Transition home workers in western Canada say the cancellation of Greyhound bus service in the west will put women and their children who are fleeing violence at greater risk.

Jo-Anne Dusel is the executive director for the Provincial Association of Transition Houses and Services of Saskatchewan. She says not having reliable access to transportation could force vulnerable women to resort to hitchhiking, creating a potentially dangerous situation.

“They haven’t had historically a very reliable transportation service, if they wanted to leave a reserve to come to the city to leave a dangerous situation. Or for many other reasons, such as simple things like medical appointments and legal appointments,” Dusel said. “I think it really increases the barriers to women who are experiencing abuse to get services and find a safe place to be.”

Dusel says here in the province, the closure of the Saskatchewan Transit Company is another door shut for women trying to flee violence.

“If you add that to the loss of the STC, what it means is a lot of very vulnerable people are going to be in situations where they don’t have a safe, affordable, reliable way to remove themselves from dangerous situations, which could lead to abuse,” Dusel warned.

Premier Scott Moe could not offer any alternative options his government could take to help out northern and First Nations communities for increased transportation, suggesting the topic will be raised during the annual premiers’ meeting next week.

NDP MLA Nicole Sarauer described the STC as an essential service. Instead of scrapping the company, she wants the government to look for ways to utilize it better.

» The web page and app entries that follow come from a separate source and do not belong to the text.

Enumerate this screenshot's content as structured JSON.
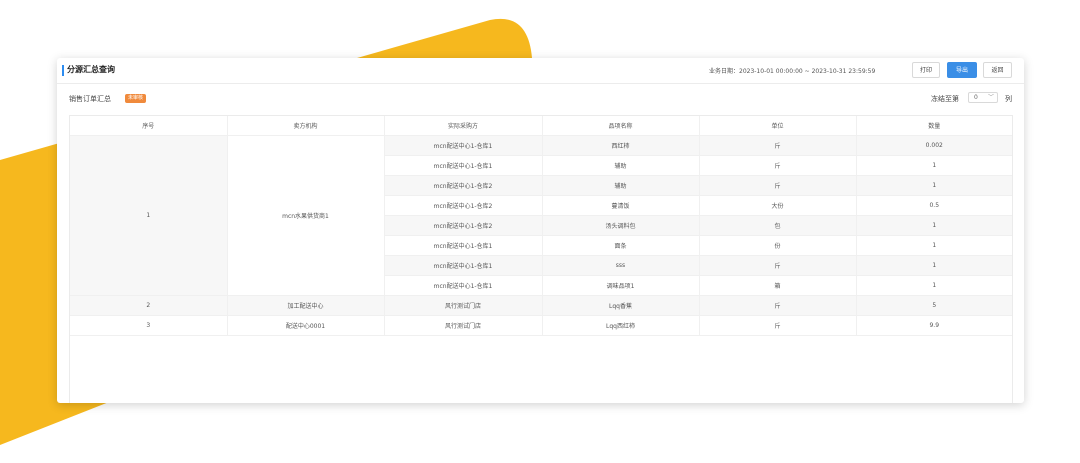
{
  "header": {
    "title": "分源汇总查询",
    "biz_date": "业务日期：2023-10-01 00:00:00 ~ 2023-10-31 23:59:59",
    "buttons": {
      "print": "打印",
      "export": "导出",
      "back": "返回"
    }
  },
  "toolbar": {
    "summary_label": "销售订单汇总",
    "status_badge": "未审核",
    "freeze_prefix": "冻结至第",
    "freeze_value": "0",
    "freeze_suffix": "列"
  },
  "table": {
    "columns": [
      "序号",
      "卖方机构",
      "实际采购方",
      "品项名称",
      "单位",
      "数量"
    ],
    "groups": [
      {
        "index": "1",
        "seller": "mcn水果供货商1",
        "rows": [
          {
            "buyer": "mcn配送中心1-仓库1",
            "item": "西红柿",
            "unit": "斤",
            "qty": "0.002"
          },
          {
            "buyer": "mcn配送中心1-仓库1",
            "item": "辅助",
            "unit": "斤",
            "qty": "1"
          },
          {
            "buyer": "mcn配送中心1-仓库2",
            "item": "辅助",
            "unit": "斤",
            "qty": "1"
          },
          {
            "buyer": "mcn配送中心1-仓库2",
            "item": "蔓清饭",
            "unit": "大份",
            "qty": "0.5"
          },
          {
            "buyer": "mcn配送中心1-仓库2",
            "item": "汤头调料包",
            "unit": "包",
            "qty": "1"
          },
          {
            "buyer": "mcn配送中心1-仓库1",
            "item": "面条",
            "unit": "份",
            "qty": "1"
          },
          {
            "buyer": "mcn配送中心1-仓库1",
            "item": "sss",
            "unit": "斤",
            "qty": "1"
          },
          {
            "buyer": "mcn配送中心1-仓库1",
            "item": "调味品项1",
            "unit": "箱",
            "qty": "1"
          }
        ]
      },
      {
        "index": "2",
        "seller": "加工配送中心",
        "rows": [
          {
            "buyer": "风行测试门店",
            "item": "Lqq香蕉",
            "unit": "斤",
            "qty": "5"
          }
        ]
      },
      {
        "index": "3",
        "seller": "配送中心0001",
        "rows": [
          {
            "buyer": "风行测试门店",
            "item": "Lqq西红柿",
            "unit": "斤",
            "qty": "9.9"
          }
        ]
      }
    ]
  },
  "colors": {
    "accent": "#3a8ee6",
    "badge": "#f08a3c",
    "background_shape": "#f6b81e"
  }
}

Sarauer and Dusel are in favour of all levels of government to examine rural transportation needs and accessibility.

(PHOTO: The view from inside one of STC’s last trips. File photo.)